Firstly, look at the site. Is it sunny? Is it sheltered? If it is in a wind corridor, a street where the wind blows through, in winter this will be very cold and exposed. Conversely, a sunny sheltered courtyard may allow you to plant a more tender tree, such as an Olive tree or Magnolia grandiflora.
What are the site restrictions and what characteristics do you want from the tree?
Trees with interesting bark can contribute so much in winter. For instance, Betula utilis jacquemontii, with its white bark. Prunus serrula- with its shiny mahogany bark- these two trees are exceptional in urban parks.
Good autumn colour is important for a street tree. What better than the leaves of bright yellow falling from an Acer campestre for children to scrunch through in the autumn? If there is room for the tree’s roots and for its crown, this is a lovely tree. If space is more limited, try fastgiate (upright) hornbeam which is yellow/brown in autumn, or fastigiate beech, for bright orange autumn leaves.

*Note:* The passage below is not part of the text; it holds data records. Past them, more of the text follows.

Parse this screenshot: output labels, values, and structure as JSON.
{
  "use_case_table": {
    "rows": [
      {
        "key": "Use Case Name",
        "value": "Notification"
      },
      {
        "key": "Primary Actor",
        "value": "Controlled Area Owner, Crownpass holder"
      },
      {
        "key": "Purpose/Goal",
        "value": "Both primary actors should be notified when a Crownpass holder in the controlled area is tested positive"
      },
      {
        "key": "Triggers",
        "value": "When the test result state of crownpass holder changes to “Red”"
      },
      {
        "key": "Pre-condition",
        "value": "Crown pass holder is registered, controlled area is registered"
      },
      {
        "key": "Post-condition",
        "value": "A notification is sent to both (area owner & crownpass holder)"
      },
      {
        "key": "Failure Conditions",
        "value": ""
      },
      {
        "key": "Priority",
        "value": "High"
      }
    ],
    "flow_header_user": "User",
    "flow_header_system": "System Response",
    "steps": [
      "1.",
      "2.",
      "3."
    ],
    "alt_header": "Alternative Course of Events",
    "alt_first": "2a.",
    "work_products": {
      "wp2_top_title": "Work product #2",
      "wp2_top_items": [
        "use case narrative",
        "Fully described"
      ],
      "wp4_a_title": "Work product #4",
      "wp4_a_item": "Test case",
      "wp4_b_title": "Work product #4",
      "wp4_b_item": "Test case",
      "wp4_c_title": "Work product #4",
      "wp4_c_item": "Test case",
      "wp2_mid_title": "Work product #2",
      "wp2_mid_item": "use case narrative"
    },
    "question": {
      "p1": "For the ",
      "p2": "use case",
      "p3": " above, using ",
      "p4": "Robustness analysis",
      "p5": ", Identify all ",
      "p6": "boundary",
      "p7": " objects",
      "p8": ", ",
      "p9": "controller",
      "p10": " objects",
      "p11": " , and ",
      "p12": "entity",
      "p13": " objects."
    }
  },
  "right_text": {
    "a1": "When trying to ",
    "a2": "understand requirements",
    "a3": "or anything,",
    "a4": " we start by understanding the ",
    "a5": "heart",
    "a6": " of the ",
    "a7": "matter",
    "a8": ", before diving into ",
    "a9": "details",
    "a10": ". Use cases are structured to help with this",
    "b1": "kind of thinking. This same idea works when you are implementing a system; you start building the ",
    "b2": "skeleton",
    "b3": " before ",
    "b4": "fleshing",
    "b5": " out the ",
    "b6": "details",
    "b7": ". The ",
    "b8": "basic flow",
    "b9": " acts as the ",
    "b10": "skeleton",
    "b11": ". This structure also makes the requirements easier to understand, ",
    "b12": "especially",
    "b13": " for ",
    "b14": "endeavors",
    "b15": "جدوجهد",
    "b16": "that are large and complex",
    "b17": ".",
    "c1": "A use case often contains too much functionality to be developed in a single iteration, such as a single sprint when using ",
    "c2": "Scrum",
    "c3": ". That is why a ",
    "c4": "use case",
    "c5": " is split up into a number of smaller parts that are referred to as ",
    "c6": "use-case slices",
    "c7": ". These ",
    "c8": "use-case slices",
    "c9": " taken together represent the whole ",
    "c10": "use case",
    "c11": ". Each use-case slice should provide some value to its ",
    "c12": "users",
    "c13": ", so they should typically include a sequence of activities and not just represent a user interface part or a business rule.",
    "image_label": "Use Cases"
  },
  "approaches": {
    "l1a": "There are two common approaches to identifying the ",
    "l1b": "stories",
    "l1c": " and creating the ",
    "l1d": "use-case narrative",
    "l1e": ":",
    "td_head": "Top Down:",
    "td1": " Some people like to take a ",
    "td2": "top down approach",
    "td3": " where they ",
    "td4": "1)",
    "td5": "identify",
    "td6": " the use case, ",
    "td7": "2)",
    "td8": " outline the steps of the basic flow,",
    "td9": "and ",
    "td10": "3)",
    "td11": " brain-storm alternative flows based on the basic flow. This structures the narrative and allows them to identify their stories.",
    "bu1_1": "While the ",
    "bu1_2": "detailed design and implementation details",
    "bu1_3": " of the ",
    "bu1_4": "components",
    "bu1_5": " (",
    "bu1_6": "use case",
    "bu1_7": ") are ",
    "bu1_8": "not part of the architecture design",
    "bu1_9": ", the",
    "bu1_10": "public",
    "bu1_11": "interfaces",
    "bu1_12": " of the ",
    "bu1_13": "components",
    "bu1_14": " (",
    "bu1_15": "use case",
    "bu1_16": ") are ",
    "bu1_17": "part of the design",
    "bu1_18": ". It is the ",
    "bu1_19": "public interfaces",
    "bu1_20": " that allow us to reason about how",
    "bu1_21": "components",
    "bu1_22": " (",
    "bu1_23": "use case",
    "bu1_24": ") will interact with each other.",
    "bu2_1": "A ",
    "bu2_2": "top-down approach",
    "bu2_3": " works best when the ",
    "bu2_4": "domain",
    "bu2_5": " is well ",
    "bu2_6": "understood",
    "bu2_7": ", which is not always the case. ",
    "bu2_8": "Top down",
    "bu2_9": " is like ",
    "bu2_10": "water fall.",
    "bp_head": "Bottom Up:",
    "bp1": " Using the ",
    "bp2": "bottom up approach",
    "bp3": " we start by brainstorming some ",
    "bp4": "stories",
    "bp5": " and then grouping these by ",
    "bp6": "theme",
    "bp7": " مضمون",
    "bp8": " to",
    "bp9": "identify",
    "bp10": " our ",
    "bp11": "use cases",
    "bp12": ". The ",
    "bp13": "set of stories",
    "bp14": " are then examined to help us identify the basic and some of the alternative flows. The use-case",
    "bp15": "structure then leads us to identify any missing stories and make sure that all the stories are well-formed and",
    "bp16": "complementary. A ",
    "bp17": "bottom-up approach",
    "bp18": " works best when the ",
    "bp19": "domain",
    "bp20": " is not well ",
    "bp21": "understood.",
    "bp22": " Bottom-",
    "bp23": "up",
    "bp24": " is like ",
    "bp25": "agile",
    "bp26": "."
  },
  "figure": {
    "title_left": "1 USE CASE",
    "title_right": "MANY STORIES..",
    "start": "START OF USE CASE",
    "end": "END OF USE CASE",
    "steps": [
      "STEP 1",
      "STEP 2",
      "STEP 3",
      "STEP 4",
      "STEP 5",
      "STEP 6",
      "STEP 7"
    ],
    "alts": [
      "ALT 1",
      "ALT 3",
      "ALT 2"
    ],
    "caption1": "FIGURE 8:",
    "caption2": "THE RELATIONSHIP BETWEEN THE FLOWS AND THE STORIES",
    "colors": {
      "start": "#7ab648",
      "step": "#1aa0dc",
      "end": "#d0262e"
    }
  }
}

If you prefer red autumn colour, trees with scarlet leaves are numerous and the scope is greater ,if space allows. Choose from Quercus rubra if there is plenty of room or even a Liquidambar styraciflua. If space is restricted there are some pyramidal forms of Liquidambar. Both these specimen trees have fabulous autumn colour- scarlet leaves and stunning interest from October onwards. They make stunning urban trees and transform an urban street in autumn. It is best if there are soft landscaped beds for the tr.)ees roots to develop.
Above all, try not to restrict yourself to planting tiny trees with small crowns (such as Malus or Sorbus) unless space is really tight. These trees are more suited to a small garden and generally have a more limited impact on street amenity than larger trees.
Do not plant trees closer than 3 metres form your house and always bear in mind services runs, so that tree roots do not restrict affect services.
On sites where there is a medium amount of space, you can think about using more native trees to attract wildlife, Prunus avium (Wild gean) makes a lovely large tree, with white blossom and fabulous autumn colour. The white beam, is a smaller tree but just as attractive to wildlife and produces silvery leaves and in winter red berries for birds and wildlife. Plant Sorbus aria or use another native, hawthorn (Crataegus monogyna) where space allows width.
For urban gardens, Prunus or orna.)mental cherry, have white and pink blossom, in single and double flowered forms, from weeping to fastigiate. If space allows you can choose a round crown for maximum shade and interest. Useful trees are Prunus Ama-no-gawa (a very narrow,fastigiate cherry tree) for very limited space.
Finally, look at using the maximum size and best shape of of tree for each site, as this will contribute the most to the neighbourhood in which it grows. In maturity these trees will provide more foliage, blossom and increased wildlife interest if thery are native, supporting birds and mammals all year round. If you are generous about tree size and spread, the ultimate rewards will be to your whole community; the street’s “end users”, not only inhabitants of the urban space but also visitors who will enjoy the spectacle of a softened street, lots of autumn colour and winter interest, all year round. Plant bare root trees from Nov- March. See our other tree blog for details.